▸ **ACTION ITEM**
Would you please copy every line below that includes the string "JSON"?

▸ **DATA FOR ANALYSIS**
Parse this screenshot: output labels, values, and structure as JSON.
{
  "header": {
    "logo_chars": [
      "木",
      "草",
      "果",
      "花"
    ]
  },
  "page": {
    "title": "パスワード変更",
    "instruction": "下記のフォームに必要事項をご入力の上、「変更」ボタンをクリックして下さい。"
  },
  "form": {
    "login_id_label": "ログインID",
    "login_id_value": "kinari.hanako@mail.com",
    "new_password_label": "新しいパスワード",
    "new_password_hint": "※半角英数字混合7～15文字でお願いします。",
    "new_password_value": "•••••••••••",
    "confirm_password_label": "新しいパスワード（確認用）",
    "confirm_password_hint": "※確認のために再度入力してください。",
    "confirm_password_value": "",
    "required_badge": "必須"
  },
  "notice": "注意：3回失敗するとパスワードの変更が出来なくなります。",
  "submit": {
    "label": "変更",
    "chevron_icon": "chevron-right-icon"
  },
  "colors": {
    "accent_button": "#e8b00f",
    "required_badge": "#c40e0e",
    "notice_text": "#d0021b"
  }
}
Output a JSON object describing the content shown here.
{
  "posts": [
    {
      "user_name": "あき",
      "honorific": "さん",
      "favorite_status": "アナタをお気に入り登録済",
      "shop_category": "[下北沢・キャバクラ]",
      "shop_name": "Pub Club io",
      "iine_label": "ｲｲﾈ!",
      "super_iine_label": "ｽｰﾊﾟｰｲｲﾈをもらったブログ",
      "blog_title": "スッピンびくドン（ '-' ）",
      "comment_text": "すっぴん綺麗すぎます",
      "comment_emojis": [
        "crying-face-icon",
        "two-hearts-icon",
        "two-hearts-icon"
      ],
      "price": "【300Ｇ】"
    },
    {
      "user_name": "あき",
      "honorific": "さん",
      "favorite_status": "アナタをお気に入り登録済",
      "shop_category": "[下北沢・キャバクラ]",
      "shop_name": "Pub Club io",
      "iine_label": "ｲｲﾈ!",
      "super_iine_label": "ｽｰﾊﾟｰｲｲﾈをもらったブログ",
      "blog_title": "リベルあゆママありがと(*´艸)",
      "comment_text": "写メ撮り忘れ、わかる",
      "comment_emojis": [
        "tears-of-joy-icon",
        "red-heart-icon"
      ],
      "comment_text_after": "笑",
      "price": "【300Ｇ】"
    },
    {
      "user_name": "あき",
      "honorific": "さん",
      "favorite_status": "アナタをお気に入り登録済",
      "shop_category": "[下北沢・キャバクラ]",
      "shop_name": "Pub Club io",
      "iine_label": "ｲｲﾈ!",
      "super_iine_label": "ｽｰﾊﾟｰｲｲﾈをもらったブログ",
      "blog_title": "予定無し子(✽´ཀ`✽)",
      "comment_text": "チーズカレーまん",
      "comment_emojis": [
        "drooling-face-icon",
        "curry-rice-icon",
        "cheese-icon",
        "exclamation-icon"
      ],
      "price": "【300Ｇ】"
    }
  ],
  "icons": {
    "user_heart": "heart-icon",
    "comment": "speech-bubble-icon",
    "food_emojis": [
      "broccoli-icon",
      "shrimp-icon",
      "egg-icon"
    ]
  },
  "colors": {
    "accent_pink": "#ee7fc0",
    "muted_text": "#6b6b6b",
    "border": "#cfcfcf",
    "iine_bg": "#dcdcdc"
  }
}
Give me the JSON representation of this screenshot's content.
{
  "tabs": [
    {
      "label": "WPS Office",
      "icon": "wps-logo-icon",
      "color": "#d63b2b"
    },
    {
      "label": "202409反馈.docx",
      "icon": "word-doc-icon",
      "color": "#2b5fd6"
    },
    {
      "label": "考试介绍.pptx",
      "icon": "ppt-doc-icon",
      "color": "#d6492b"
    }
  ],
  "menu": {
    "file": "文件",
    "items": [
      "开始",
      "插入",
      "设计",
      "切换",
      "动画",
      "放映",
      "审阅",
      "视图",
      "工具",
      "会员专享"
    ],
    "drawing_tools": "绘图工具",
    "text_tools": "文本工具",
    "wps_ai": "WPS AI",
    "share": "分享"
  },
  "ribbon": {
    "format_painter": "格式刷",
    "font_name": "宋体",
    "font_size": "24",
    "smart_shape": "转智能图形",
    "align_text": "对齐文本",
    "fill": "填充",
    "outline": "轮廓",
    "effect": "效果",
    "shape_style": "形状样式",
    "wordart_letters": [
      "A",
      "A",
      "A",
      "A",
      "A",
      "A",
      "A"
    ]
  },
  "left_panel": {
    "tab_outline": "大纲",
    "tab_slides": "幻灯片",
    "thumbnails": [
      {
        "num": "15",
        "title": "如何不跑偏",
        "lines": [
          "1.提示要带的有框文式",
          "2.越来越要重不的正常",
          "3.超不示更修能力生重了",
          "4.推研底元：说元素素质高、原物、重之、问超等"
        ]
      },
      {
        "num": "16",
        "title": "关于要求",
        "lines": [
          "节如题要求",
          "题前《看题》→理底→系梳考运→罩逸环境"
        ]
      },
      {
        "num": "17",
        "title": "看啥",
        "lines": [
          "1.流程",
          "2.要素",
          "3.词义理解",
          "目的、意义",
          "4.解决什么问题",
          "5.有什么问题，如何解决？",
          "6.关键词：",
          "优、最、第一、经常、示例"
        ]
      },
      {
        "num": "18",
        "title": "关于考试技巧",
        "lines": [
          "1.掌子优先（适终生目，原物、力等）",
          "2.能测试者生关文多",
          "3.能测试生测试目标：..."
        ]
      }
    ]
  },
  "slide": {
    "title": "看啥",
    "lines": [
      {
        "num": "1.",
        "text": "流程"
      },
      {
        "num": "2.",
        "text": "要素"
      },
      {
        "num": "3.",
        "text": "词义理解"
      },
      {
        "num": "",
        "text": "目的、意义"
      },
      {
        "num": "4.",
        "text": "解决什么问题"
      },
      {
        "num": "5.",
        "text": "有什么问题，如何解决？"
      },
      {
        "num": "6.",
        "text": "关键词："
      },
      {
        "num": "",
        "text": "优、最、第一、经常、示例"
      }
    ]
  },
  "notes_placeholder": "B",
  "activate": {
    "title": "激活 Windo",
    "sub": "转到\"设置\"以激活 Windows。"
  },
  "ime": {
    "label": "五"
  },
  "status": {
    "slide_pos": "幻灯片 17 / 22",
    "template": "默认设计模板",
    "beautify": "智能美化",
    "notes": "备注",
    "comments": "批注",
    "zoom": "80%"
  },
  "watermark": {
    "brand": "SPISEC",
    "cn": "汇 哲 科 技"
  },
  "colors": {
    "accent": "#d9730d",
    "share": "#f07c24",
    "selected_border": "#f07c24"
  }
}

▸ **THE COMPLETED TASK**
Parse this screenshot: output labels, values, and structure as JSON.
Output a JSON object describing the content shown here.
Give me the JSON representation of this screenshot's content.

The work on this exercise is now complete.